Data records for software interfaces:
━━━━━━━━━━━━━━━━
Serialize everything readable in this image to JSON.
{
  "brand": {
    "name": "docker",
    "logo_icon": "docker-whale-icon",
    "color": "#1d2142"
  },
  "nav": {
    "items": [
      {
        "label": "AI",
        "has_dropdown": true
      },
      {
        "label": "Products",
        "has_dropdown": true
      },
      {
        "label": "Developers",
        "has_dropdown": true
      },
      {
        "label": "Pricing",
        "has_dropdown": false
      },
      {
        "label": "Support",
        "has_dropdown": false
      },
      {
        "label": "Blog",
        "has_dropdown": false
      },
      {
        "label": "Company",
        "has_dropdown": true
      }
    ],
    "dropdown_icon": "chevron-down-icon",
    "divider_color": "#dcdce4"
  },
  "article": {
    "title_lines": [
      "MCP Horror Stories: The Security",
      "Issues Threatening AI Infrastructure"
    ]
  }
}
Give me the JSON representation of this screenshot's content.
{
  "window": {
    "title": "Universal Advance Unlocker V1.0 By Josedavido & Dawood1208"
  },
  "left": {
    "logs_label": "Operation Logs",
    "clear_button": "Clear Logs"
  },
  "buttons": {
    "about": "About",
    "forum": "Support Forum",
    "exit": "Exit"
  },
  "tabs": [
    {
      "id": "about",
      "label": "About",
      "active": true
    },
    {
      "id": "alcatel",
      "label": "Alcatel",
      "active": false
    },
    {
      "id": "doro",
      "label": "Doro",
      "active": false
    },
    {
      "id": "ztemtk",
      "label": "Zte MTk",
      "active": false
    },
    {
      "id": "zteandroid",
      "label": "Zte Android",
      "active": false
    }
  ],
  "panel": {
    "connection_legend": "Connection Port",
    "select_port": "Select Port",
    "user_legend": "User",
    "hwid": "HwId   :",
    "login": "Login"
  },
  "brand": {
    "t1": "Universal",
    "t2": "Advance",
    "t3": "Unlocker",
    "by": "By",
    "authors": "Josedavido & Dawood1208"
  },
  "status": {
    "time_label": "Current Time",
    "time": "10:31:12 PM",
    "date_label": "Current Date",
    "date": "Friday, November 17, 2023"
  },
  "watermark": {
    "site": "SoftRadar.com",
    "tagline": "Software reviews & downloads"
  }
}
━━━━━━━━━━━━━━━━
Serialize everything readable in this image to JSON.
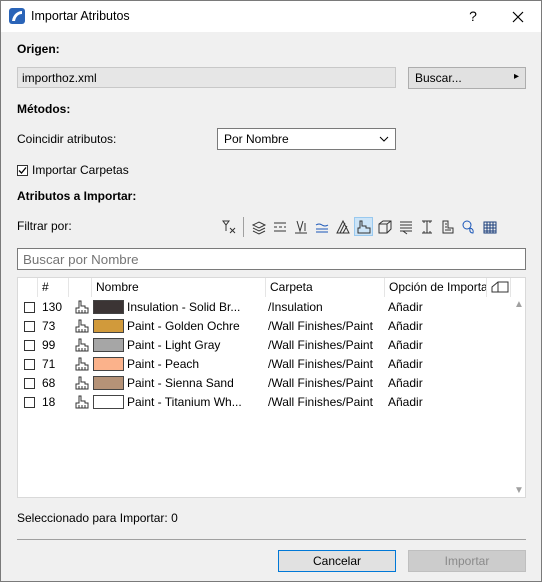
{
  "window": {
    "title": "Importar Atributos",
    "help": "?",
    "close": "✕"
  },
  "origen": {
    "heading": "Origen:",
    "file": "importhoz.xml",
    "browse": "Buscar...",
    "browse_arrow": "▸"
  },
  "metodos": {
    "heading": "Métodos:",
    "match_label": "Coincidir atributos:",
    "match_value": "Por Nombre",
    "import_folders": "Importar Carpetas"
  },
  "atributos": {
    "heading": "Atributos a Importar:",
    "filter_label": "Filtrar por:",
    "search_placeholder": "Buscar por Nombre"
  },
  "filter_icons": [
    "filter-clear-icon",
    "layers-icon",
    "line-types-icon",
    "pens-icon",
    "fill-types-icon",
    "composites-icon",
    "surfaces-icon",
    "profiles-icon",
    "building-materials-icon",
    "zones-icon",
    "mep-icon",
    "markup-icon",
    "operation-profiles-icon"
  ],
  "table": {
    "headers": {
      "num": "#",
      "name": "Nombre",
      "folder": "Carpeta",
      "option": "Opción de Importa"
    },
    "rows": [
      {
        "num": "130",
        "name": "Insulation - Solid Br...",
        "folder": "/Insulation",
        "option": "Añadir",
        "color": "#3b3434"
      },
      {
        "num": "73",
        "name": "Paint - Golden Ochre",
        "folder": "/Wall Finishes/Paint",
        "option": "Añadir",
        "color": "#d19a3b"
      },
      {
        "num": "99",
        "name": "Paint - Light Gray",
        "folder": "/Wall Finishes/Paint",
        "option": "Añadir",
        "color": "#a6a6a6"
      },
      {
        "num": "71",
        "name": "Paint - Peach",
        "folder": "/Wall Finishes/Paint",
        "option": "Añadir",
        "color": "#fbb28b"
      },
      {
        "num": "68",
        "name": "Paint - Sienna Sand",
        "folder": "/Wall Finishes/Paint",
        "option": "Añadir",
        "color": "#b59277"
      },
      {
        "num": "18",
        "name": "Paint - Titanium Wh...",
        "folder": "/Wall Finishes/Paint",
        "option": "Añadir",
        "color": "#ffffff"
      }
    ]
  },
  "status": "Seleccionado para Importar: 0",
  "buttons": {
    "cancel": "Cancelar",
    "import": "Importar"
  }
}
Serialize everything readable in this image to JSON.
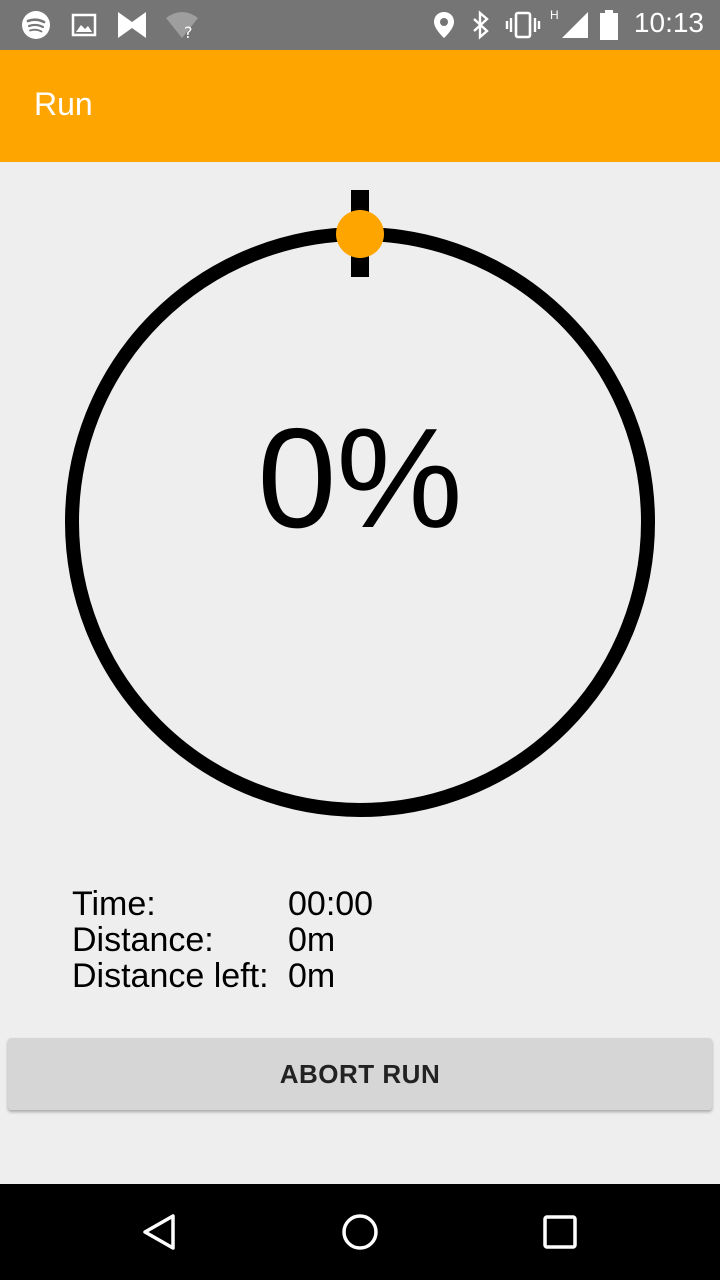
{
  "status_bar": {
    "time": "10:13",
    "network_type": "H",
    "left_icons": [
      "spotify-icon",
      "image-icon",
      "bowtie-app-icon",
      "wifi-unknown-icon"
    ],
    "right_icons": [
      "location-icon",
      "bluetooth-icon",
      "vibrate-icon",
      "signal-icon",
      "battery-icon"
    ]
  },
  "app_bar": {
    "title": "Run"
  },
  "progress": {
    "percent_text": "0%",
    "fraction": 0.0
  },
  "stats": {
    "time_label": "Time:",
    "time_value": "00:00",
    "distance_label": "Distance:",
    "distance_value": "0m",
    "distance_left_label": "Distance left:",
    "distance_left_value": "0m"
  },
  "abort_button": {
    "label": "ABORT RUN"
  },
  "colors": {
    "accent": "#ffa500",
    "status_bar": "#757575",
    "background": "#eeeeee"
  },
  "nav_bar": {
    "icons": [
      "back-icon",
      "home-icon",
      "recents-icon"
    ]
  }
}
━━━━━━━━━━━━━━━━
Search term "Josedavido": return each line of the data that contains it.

    "title": "Universal Advance Unlocker V1.0 By Josedavido & Dawood1208"
    "authors": "Josedavido & Dawood1208"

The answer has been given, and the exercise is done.